*Task to complete*. Please restate the records below word for word, leaving out every picture.

Data records
╔══

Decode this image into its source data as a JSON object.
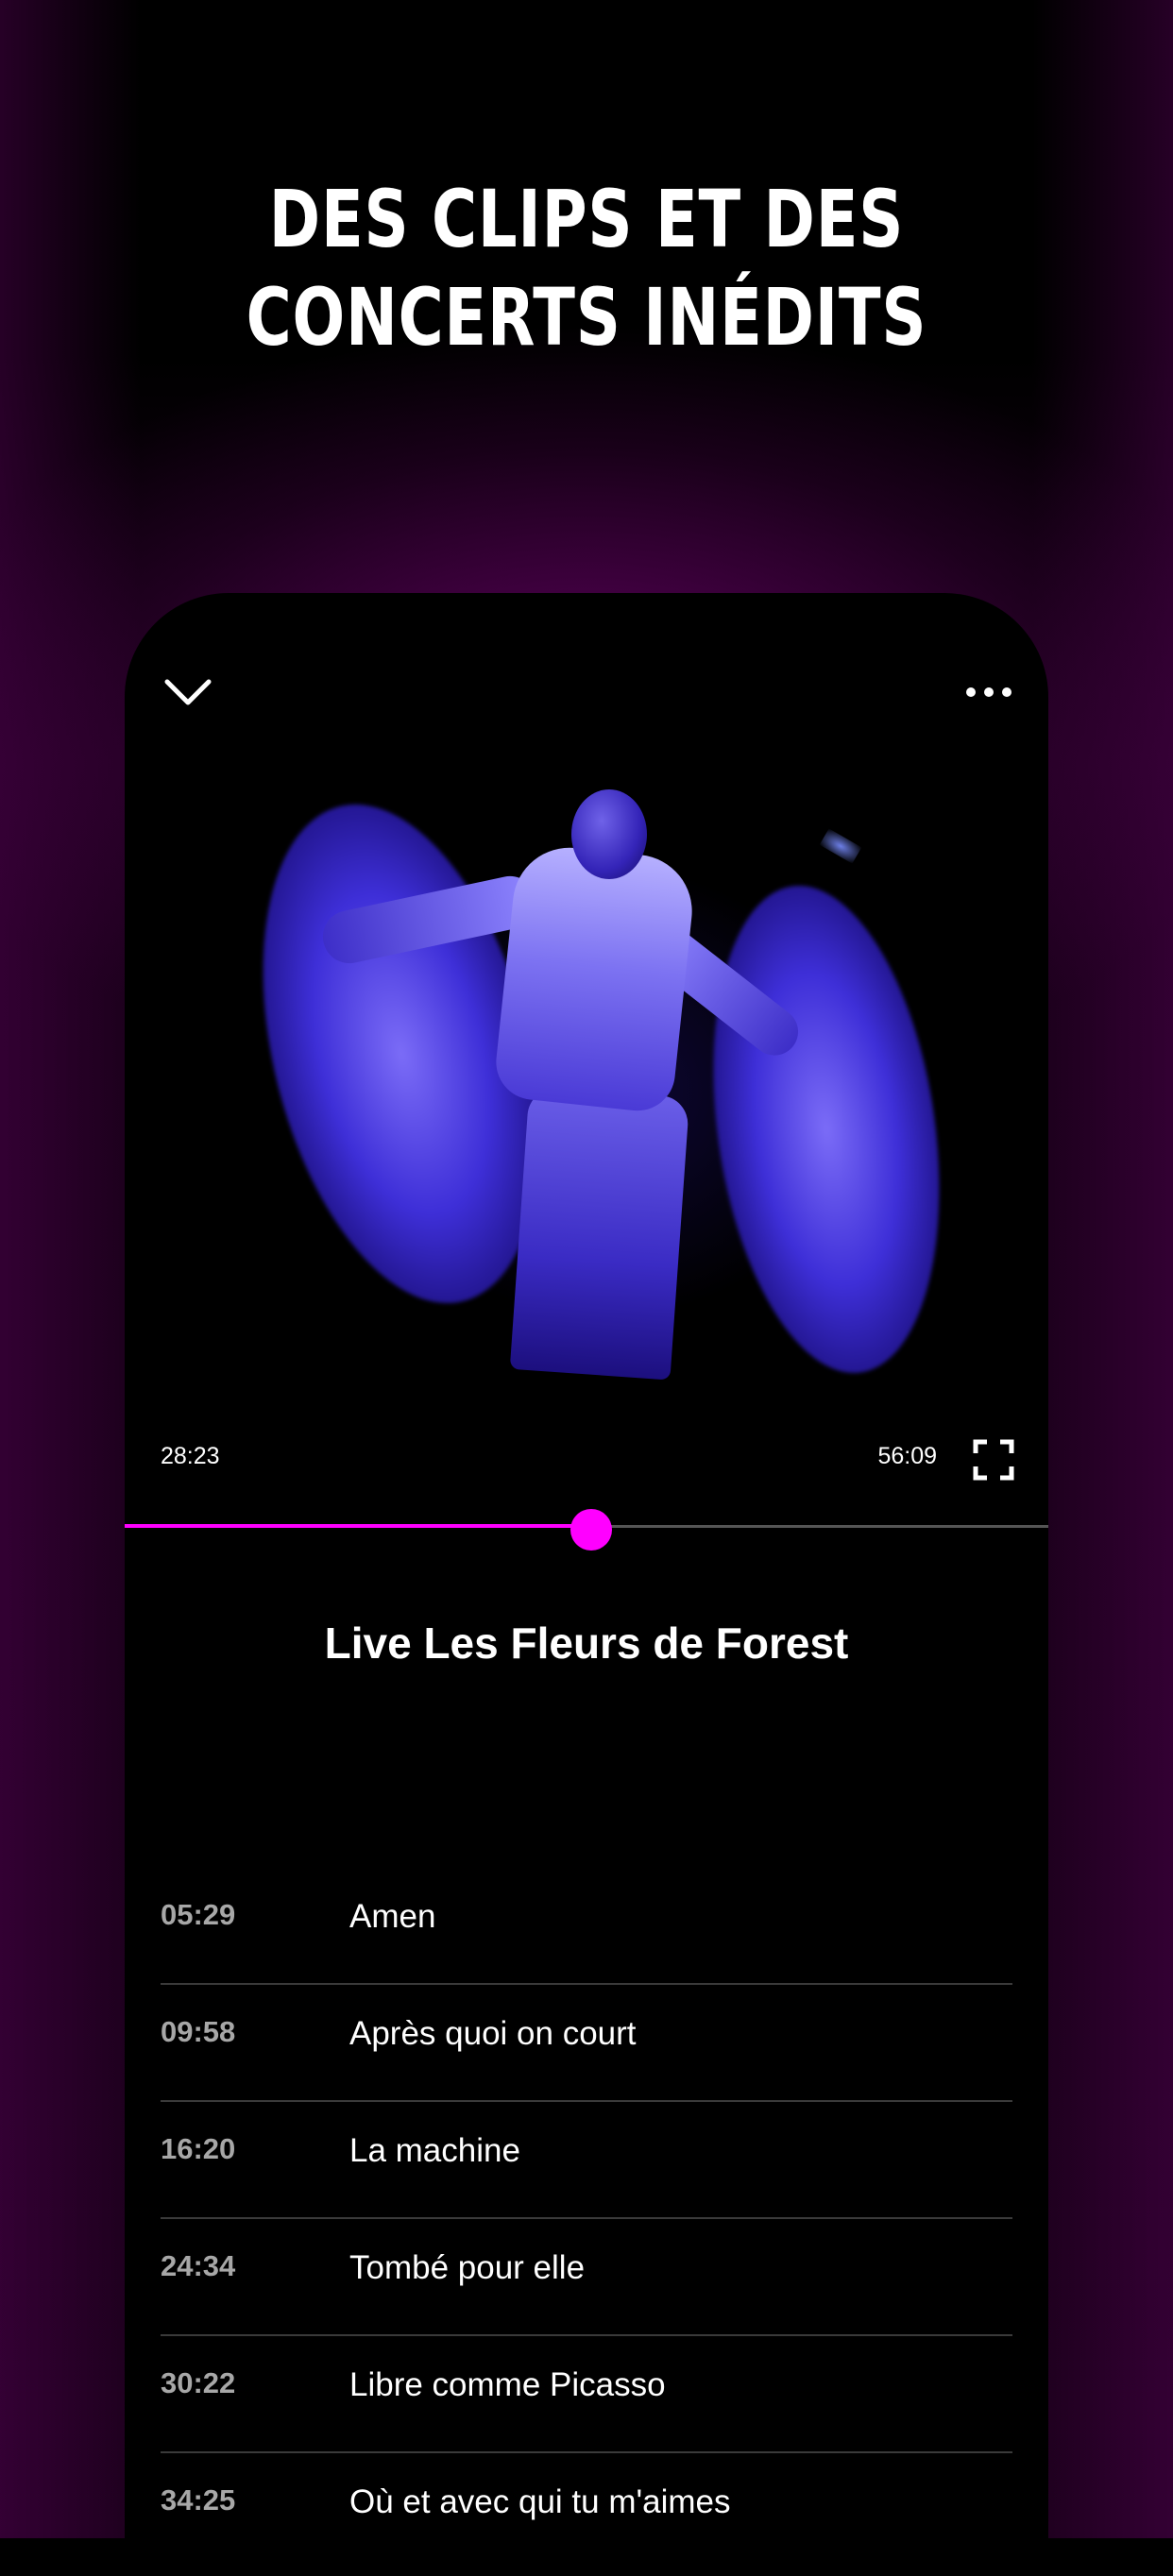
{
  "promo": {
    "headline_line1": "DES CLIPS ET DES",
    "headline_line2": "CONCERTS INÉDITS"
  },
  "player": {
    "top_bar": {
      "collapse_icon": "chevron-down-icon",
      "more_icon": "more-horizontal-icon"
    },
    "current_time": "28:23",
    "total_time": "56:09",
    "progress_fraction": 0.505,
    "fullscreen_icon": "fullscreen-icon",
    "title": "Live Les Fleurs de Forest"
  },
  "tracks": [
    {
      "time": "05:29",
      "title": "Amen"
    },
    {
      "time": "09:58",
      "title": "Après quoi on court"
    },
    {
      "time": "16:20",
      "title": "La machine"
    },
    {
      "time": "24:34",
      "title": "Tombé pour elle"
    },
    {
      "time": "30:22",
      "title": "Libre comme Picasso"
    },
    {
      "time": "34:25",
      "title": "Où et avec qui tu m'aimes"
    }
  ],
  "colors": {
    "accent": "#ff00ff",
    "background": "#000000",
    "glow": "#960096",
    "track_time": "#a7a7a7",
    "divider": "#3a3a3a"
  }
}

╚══

*Completed task*.
Decode this image into its source data as a JSON object.
{
  "promo": {
    "headline_line1": "DES CLIPS ET DES",
    "headline_line2": "CONCERTS INÉDITS"
  },
  "player": {
    "top_bar": {
      "collapse_icon": "chevron-down-icon",
      "more_icon": "more-horizontal-icon"
    },
    "current_time": "28:23",
    "total_time": "56:09",
    "progress_fraction": 0.505,
    "fullscreen_icon": "fullscreen-icon",
    "title": "Live Les Fleurs de Forest"
  },
  "tracks": [
    {
      "time": "05:29",
      "title": "Amen"
    },
    {
      "time": "09:58",
      "title": "Après quoi on court"
    },
    {
      "time": "16:20",
      "title": "La machine"
    },
    {
      "time": "24:34",
      "title": "Tombé pour elle"
    },
    {
      "time": "30:22",
      "title": "Libre comme Picasso"
    },
    {
      "time": "34:25",
      "title": "Où et avec qui tu m'aimes"
    }
  ],
  "colors": {
    "accent": "#ff00ff",
    "background": "#000000",
    "glow": "#960096",
    "track_time": "#a7a7a7",
    "divider": "#3a3a3a"
  }
}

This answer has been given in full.